■ **About this task**: Restate the listing exactly and in full.

■ **Input for this task**:

▼

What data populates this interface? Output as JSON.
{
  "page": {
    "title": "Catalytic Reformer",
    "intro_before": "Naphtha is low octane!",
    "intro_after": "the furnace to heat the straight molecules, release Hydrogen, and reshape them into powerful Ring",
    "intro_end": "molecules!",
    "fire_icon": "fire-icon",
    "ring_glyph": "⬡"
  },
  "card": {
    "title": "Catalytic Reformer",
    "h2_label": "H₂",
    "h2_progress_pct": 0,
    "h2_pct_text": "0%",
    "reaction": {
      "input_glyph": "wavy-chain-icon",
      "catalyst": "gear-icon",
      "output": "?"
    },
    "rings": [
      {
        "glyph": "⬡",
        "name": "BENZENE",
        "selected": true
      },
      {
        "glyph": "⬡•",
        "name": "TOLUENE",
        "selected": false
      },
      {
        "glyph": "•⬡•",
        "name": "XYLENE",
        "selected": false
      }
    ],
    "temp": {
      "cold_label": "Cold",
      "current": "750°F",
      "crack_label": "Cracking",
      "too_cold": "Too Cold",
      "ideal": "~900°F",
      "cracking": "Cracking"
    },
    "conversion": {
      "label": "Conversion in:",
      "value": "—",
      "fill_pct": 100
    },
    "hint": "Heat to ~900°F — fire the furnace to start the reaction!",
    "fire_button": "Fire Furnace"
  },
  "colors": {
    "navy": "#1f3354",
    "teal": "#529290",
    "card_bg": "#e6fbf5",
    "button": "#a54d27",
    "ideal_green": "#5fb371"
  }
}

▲

■ **Your response**:
What data populates this interface? Output as JSON.
{
  "page": {
    "title": "Catalytic Reformer",
    "intro_before": "Naphtha is low octane!",
    "intro_after": "the furnace to heat the straight molecules, release Hydrogen, and reshape them into powerful Ring",
    "intro_end": "molecules!",
    "fire_icon": "fire-icon",
    "ring_glyph": "⬡"
  },
  "card": {
    "title": "Catalytic Reformer",
    "h2_label": "H₂",
    "h2_progress_pct": 0,
    "h2_pct_text": "0%",
    "reaction": {
      "input_glyph": "wavy-chain-icon",
      "catalyst": "gear-icon",
      "output": "?"
    },
    "rings": [
      {
        "glyph": "⬡",
        "name": "BENZENE",
        "selected": true
      },
      {
        "glyph": "⬡•",
        "name": "TOLUENE",
        "selected": false
      },
      {
        "glyph": "•⬡•",
        "name": "XYLENE",
        "selected": false
      }
    ],
    "temp": {
      "cold_label": "Cold",
      "current": "750°F",
      "crack_label": "Cracking",
      "too_cold": "Too Cold",
      "ideal": "~900°F",
      "cracking": "Cracking"
    },
    "conversion": {
      "label": "Conversion in:",
      "value": "—",
      "fill_pct": 100
    },
    "hint": "Heat to ~900°F — fire the furnace to start the reaction!",
    "fire_button": "Fire Furnace"
  },
  "colors": {
    "navy": "#1f3354",
    "teal": "#529290",
    "card_bg": "#e6fbf5",
    "button": "#a54d27",
    "ideal_green": "#5fb371"
  }
}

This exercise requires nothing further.